Gratitude involves moral agency.
We are morally obligated to thank those who have done us favors. We are also morally obligated to return the favors.
And we have a duty to develop the potential we have been given. We might choose not to develop our talents, but then we are acting ungrateful.
When someone does a good deed, when he does something good for you, he is doing something that he was not obligated to do. Since gift-giving involves free will, it produces the risk that it will not be received or reciprocated.
If you offer someone a gift and do not receive an expression of gratitude your relationship with that person has become one of exploitation.
But, why be thankful to God?
Even if you earned the income that bought the Thanksgiving dinner, you did not create the natural process that allows food to grow. You or someone might know how to make use of that process, but the process itself was not created by a human being. Most likely you did not dream up the culinary actions whereby raw food is going to be cooked.
Expressing gratitude means that we understand that we did not do it on our own, but it also means that we have a responsibility, a moral responsibility to make use of nature responsibly. If we do not, it will stop providing us nourishment.
Those who do not believe in higher powers will assert that these natural processes just happened. We do not owe anyone anything.
In the hands of atheist governments, especially the Communist variety, a refusal to respect the natural order, a will to impose certain ideas on it has produced mass starvation.
Of course, if it’s all just a natural process, then apparently we do not owe it anything. You cannot derive moral rules from a natural process. When we ascribe what psychologists correctly call “agency” to the natural world—say that some Being has created it—we are producing conditions where we can act as moral beings by entering into an exchange with with a metaphysical source.
Green explains how one psychologist defines it:
By "agency," McCullough means something along the lines of "a force that can act in the world and cause events to happen." In crude sociological terms, people give thanks to the forces that act in the universe—God, or god, or gods—as a bid for cosmic benevolence, whether that means making it rain or preserving a loved one's health or bringing a baby into the world. But these thanks are also an implicit metaphysical claim: Humans owe their existence, their longevity, and perhaps even their daily fortunes to a being beyond ourselves.
If we owe our existence to a being that has agency, then we too are beings with agency.
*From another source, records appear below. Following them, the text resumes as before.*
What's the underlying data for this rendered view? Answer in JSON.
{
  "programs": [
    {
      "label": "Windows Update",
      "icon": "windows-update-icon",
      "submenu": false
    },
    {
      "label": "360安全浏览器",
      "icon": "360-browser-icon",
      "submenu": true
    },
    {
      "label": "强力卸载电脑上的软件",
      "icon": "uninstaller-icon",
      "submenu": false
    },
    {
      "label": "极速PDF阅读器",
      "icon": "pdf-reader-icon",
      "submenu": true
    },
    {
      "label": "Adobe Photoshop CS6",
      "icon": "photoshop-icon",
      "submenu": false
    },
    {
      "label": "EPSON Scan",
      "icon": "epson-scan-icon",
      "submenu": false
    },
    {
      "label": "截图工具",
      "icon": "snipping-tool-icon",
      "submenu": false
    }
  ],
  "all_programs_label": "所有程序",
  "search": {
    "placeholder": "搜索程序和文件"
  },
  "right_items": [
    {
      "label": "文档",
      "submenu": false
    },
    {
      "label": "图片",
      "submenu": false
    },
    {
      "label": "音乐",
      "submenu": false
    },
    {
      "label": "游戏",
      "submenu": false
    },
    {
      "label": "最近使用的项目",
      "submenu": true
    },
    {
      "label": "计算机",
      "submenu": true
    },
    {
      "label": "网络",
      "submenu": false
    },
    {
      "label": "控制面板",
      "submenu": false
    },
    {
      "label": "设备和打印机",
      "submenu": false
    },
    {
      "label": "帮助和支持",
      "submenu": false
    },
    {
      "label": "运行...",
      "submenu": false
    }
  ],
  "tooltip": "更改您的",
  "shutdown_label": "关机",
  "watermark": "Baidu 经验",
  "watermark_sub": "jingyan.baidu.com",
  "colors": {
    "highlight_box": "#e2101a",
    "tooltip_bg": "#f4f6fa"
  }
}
We are morally obligated to behave in a certain way, but we are not forced to do so.
Similarly, the universe is as it is. Science can tell us how it is.
And yet, it need not be as it is. It need not be orderly and it need not be intelligible. Strangely, it need not even be moral.
On this day we keep in mind that the universe need not support human life. It need not feed us. It need not provide the conditions under which we can thrive and prosper.
For that we all give thanks.